• _Your instructions_: In the entries that follow, find the word "shortpointexperience" and report each line it is on.

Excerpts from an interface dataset
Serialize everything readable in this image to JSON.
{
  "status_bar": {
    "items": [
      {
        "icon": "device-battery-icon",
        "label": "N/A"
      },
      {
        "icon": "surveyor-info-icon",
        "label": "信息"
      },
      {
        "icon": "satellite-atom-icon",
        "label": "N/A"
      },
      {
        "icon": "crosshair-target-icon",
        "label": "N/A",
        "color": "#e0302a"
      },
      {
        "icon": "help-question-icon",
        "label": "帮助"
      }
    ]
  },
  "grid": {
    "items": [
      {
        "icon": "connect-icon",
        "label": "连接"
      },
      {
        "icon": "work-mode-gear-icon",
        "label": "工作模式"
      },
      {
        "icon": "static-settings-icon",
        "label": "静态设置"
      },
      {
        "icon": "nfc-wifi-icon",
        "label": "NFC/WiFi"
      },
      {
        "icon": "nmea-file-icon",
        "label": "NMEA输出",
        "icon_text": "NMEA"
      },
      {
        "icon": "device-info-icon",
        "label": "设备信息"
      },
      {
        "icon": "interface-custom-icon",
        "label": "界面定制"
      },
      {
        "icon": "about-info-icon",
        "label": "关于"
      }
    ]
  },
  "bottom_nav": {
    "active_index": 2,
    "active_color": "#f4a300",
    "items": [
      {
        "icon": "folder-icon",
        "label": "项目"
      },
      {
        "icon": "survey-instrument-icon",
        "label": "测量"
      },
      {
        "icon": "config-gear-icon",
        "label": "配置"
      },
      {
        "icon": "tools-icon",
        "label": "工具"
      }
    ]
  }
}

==

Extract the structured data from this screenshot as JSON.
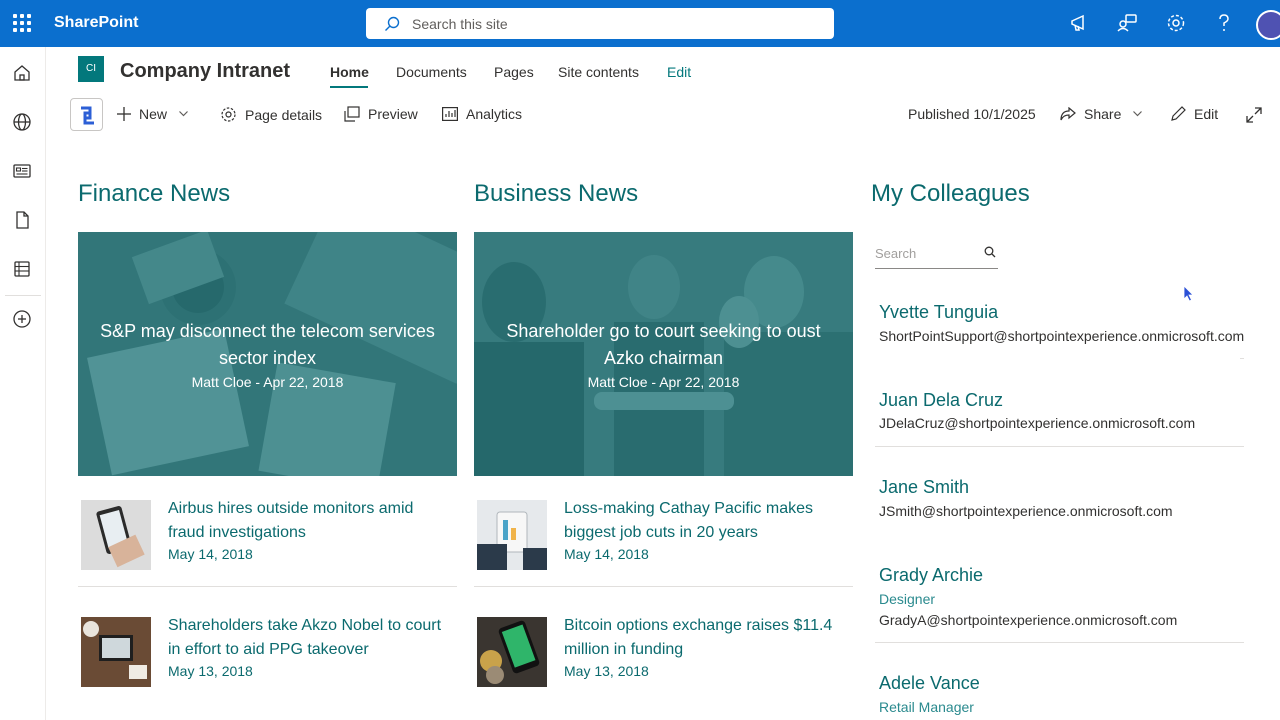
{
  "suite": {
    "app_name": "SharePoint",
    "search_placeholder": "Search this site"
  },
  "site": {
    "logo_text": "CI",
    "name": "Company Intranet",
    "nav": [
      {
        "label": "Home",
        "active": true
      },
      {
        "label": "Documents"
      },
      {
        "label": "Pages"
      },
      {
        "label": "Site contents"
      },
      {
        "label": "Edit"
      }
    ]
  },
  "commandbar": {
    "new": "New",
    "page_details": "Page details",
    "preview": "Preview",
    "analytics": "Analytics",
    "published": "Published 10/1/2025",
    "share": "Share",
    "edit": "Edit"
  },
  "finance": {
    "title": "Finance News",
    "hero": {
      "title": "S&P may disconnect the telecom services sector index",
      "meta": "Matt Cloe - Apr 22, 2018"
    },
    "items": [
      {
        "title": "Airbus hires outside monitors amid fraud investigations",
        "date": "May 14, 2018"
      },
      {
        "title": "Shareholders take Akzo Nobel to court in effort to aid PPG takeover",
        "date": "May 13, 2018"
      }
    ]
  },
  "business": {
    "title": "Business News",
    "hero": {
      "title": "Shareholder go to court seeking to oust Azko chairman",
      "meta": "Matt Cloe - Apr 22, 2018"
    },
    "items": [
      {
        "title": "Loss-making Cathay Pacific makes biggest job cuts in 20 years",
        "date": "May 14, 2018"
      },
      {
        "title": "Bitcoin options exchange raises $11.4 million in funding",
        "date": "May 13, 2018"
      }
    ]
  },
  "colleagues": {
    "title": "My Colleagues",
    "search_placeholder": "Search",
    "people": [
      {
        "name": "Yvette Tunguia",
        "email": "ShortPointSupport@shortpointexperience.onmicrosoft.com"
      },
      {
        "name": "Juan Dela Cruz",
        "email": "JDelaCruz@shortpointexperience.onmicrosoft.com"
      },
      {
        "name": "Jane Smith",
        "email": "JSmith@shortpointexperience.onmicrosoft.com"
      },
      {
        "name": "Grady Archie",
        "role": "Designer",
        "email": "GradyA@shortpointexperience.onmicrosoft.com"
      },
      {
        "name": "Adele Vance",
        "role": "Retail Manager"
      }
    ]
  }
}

• _Finished exercise_:
        "email": "ShortPointSupport@shortpointexperience.onmicrosoft.com"
        "email": "JDelaCruz@shortpointexperience.onmicrosoft.com"
        "email": "JSmith@shortpointexperience.onmicrosoft.com"
        "email": "GradyA@shortpointexperience.onmicrosoft.com"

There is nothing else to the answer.